=== Problem statement ===
A verbatim copy of every entry is required.

------ Information shown ------

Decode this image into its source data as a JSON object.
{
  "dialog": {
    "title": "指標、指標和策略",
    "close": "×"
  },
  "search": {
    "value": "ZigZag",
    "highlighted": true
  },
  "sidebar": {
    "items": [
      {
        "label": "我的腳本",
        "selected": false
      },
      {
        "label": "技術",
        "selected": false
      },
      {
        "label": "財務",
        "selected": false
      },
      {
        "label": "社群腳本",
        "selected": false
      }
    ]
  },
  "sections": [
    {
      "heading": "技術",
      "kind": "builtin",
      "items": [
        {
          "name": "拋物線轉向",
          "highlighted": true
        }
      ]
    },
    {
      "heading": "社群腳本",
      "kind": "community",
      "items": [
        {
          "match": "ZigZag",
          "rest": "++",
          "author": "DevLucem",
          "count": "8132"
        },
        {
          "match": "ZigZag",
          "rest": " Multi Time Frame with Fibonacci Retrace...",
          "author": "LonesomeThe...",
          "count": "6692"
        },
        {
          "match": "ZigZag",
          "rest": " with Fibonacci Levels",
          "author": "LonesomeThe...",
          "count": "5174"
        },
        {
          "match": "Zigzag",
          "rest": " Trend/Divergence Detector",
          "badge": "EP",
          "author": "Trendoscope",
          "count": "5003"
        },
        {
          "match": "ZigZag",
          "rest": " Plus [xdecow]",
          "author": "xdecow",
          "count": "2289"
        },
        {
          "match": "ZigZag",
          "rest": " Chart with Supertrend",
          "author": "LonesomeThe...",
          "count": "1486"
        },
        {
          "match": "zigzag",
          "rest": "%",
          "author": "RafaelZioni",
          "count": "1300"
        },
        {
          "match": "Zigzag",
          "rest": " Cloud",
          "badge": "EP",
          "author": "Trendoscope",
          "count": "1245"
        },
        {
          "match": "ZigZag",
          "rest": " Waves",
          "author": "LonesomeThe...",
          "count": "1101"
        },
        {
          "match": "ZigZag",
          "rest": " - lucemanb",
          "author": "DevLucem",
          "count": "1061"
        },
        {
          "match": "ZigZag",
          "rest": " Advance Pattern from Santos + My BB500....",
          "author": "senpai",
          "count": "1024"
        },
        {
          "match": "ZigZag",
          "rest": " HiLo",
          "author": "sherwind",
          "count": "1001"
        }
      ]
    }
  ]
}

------

=== Completed exercise ===
Decode this image into its source data as a JSON object.
{
  "dialog": {
    "title": "指標、指標和策略",
    "close": "×"
  },
  "search": {
    "value": "ZigZag",
    "highlighted": true
  },
  "sidebar": {
    "items": [
      {
        "label": "我的腳本",
        "selected": false
      },
      {
        "label": "技術",
        "selected": false
      },
      {
        "label": "財務",
        "selected": false
      },
      {
        "label": "社群腳本",
        "selected": false
      }
    ]
  },
  "sections": [
    {
      "heading": "技術",
      "kind": "builtin",
      "items": [
        {
          "name": "拋物線轉向",
          "highlighted": true
        }
      ]
    },
    {
      "heading": "社群腳本",
      "kind": "community",
      "items": [
        {
          "match": "ZigZag",
          "rest": "++",
          "author": "DevLucem",
          "count": "8132"
        },
        {
          "match": "ZigZag",
          "rest": " Multi Time Frame with Fibonacci Retrace...",
          "author": "LonesomeThe...",
          "count": "6692"
        },
        {
          "match": "ZigZag",
          "rest": " with Fibonacci Levels",
          "author": "LonesomeThe...",
          "count": "5174"
        },
        {
          "match": "Zigzag",
          "rest": " Trend/Divergence Detector",
          "badge": "EP",
          "author": "Trendoscope",
          "count": "5003"
        },
        {
          "match": "ZigZag",
          "rest": " Plus [xdecow]",
          "author": "xdecow",
          "count": "2289"
        },
        {
          "match": "ZigZag",
          "rest": " Chart with Supertrend",
          "author": "LonesomeThe...",
          "count": "1486"
        },
        {
          "match": "zigzag",
          "rest": "%",
          "author": "RafaelZioni",
          "count": "1300"
        },
        {
          "match": "Zigzag",
          "rest": " Cloud",
          "badge": "EP",
          "author": "Trendoscope",
          "count": "1245"
        },
        {
          "match": "ZigZag",
          "rest": " Waves",
          "author": "LonesomeThe...",
          "count": "1101"
        },
        {
          "match": "ZigZag",
          "rest": " - lucemanb",
          "author": "DevLucem",
          "count": "1061"
        },
        {
          "match": "ZigZag",
          "rest": " Advance Pattern from Santos + My BB500....",
          "author": "senpai",
          "count": "1024"
        },
        {
          "match": "ZigZag",
          "rest": " HiLo",
          "author": "sherwind",
          "count": "1001"
        }
      ]
    }
  ]
}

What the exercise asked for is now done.